Pro-Kremlin and "liberal" experts in Russia say their country would not benefit from war at this stage. Rationally speaking, that is true. Because if they wage war on Ukraine, they will be even more isolated, as opposed to being at a "negotiating table." It is counterproductive, even given the perverse logic of the Kremlin, unless they are counting on a blitzkrieg to trigger a reaction from someone like Macron who would then be force-fed a new agreement on the “security architecture” in Europe.
If there is no war, there will be new security talks in Europe, and it is important for us that they take place with us and with our interests in mind. This will be difficult. Ukraine is now neither a bloc nor a non-bloc country.
We are neither neutral nor protected by guarantees. And that needs to change.
If NATO is unrealistic, is another framework possible — for example, bilateral security agreements? Multilateral security agreements? These are all serious questions.
The Russians are also afraid. They are afraid of Western weapons in Ukraine. They are afraid to fight NATO. We think these fears are fictional, but that may not be so. As a result, their actions may also be dictated by fear.
All these "evacuations" from Kyiv are, of course, not having a positive emotional effect — they are an "overreaction" in the bad sense of the word. But everyone is afraid for themselves — and foreign officials choose to be safe rather than sorry. Moreover, it is a logical consequence of informational and psychological pressure.

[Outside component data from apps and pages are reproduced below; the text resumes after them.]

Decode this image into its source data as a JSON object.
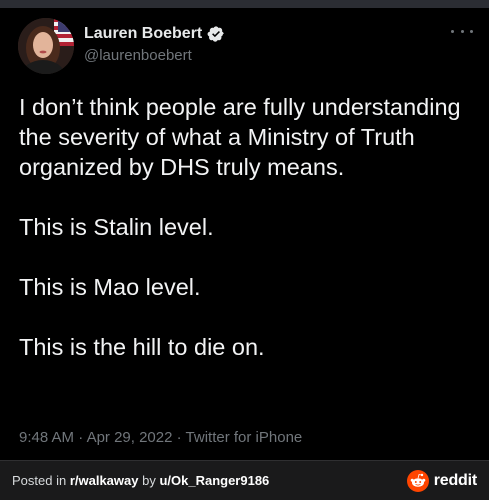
{
  "tweet": {
    "display_name": "Lauren Boebert",
    "handle": "@laurenboebert",
    "verified": true,
    "paragraphs": [
      "I don’t think people are fully understanding the severity of what a Ministry of Truth organized by DHS truly means.",
      "This is Stalin level.",
      "This is Mao level.",
      "This is the hill to die on."
    ],
    "time": "9:48 AM",
    "date": "Apr 29, 2022",
    "source": "Twitter for iPhone",
    "separator": " · "
  },
  "footer": {
    "posted_in_prefix": "Posted in ",
    "subreddit": "r/walkaway",
    "by_text": " by ",
    "username": "u/Ok_Ranger9186",
    "brand": "reddit"
  },
  "colors": {
    "background": "#000000",
    "text_primary": "#e7e9ea",
    "text_secondary": "#71767b",
    "verified_blue": "#1d9bf0",
    "reddit_orange": "#ff4500",
    "footer_bg": "#1a1a1b"
  },
  "icons": {
    "verified": "verified-badge-icon",
    "more": "more-options-icon",
    "reddit_logo": "reddit-snoo-icon"
  }
}
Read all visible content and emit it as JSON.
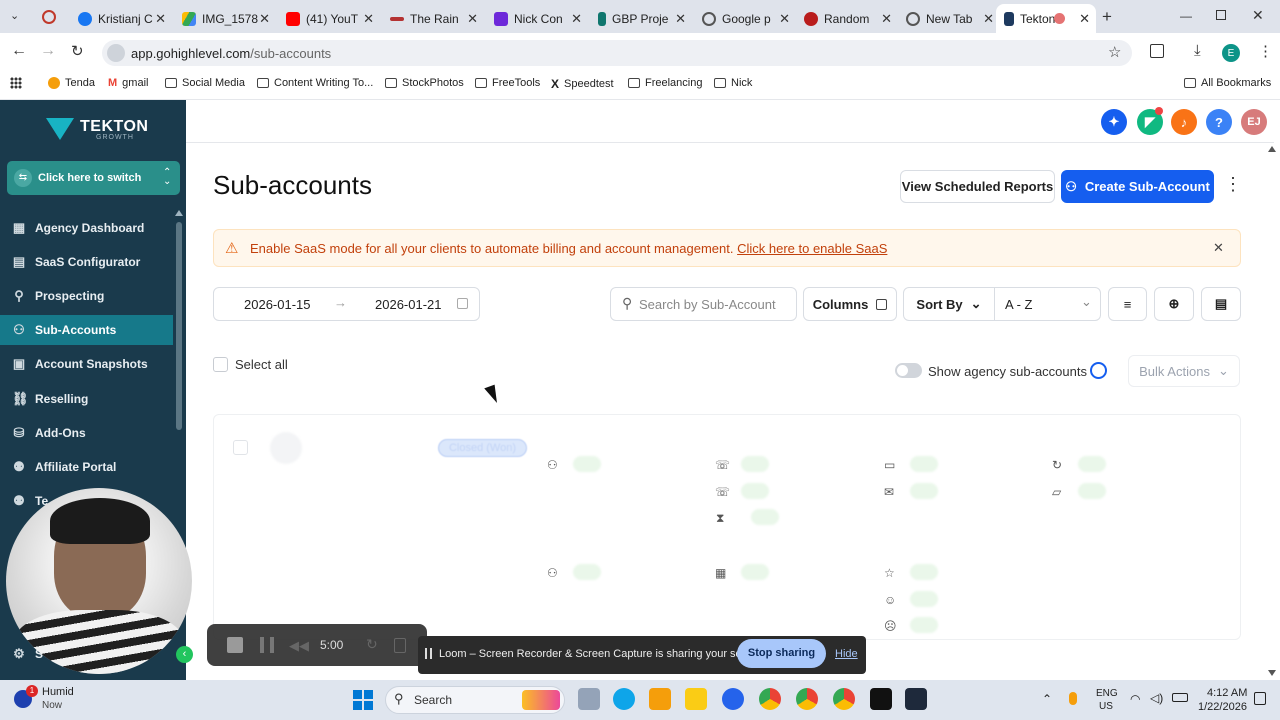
{
  "browser": {
    "tabs": [
      {
        "label": "Kristianj C",
        "color": "#1877f2"
      },
      {
        "label": "IMG_1578",
        "color": "#34a853"
      },
      {
        "label": "(41) YouT",
        "color": "#ff0000"
      },
      {
        "label": "The Rain",
        "color": "#b43232"
      },
      {
        "label": "Nick Con",
        "color": "#6d28d9"
      },
      {
        "label": "GBP Proje",
        "color": "#0f766e"
      },
      {
        "label": "Google p",
        "color": "#555555"
      },
      {
        "label": "Random",
        "color": "#b91c1c"
      },
      {
        "label": "New Tab",
        "color": "#555555"
      },
      {
        "label": "Tekton",
        "color": "#1e3a5f"
      }
    ],
    "url_host": "app.gohighlevel.com",
    "url_path": "/sub-accounts",
    "profile_initial": "E",
    "bookmarks": [
      "Tenda",
      "gmail",
      "Social Media",
      "Content Writing To...",
      "StockPhotos",
      "FreeTools",
      "Speedtest",
      "Freelancing",
      "Nick"
    ],
    "all_bookmarks": "All Bookmarks"
  },
  "sidebar": {
    "logo_text": "TEKTON",
    "logo_sub": "GROWTH",
    "switcher_label": "Click here to switch",
    "items": [
      {
        "label": "Agency Dashboard",
        "icon": "dashboard-icon"
      },
      {
        "label": "SaaS Configurator",
        "icon": "chart-icon"
      },
      {
        "label": "Prospecting",
        "icon": "user-search-icon"
      },
      {
        "label": "Sub-Accounts",
        "icon": "user-icon"
      },
      {
        "label": "Account Snapshots",
        "icon": "snapshot-icon"
      },
      {
        "label": "Reselling",
        "icon": "reselling-icon"
      },
      {
        "label": "Add-Ons",
        "icon": "bag-icon"
      },
      {
        "label": "Affiliate Portal",
        "icon": "users-icon"
      },
      {
        "label": "Te",
        "icon": "team-icon"
      },
      {
        "label": "S",
        "icon": "settings-icon"
      }
    ]
  },
  "header": {
    "avatar_initials": "EJ",
    "help": "?"
  },
  "page": {
    "title": "Sub-accounts",
    "view_reports": "View Scheduled Reports",
    "create_btn": "Create Sub-Account",
    "banner_text": "Enable SaaS mode for all your clients to automate billing and account management.",
    "banner_link": "Click here to enable SaaS",
    "date_from": "2026-01-15",
    "date_to": "2026-01-21",
    "search_placeholder": "Search by Sub-Account",
    "columns_label": "Columns",
    "sort_by_label": "Sort By",
    "sort_value": "A - Z",
    "select_all": "Select all",
    "show_agency": "Show agency sub-accounts",
    "bulk_actions": "Bulk Actions",
    "skeleton_badge": "Closed (Won)"
  },
  "loom": {
    "timer": "5:00",
    "message": "Loom – Screen Recorder & Screen Capture is sharing your screen.",
    "stop": "Stop sharing",
    "hide": "Hide"
  },
  "taskbar": {
    "weather": "Humid",
    "weather_sub": "Now",
    "badge": "1",
    "search": "Search",
    "lang": "ENG",
    "region": "US",
    "time": "4:12 AM",
    "date": "1/22/2026"
  },
  "colors": {
    "sidebar": "#1a3a4c",
    "active_nav": "#16798a",
    "primary": "#155eef",
    "warning": "#c2410c"
  }
}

There is certain rationality in every madness and every bloodthirstiness, even the Kremlin's. From the point of view of this rationality, a great war makes no sense for the Kremlin right now. Therefore, we should expect the worst, but hope for the best.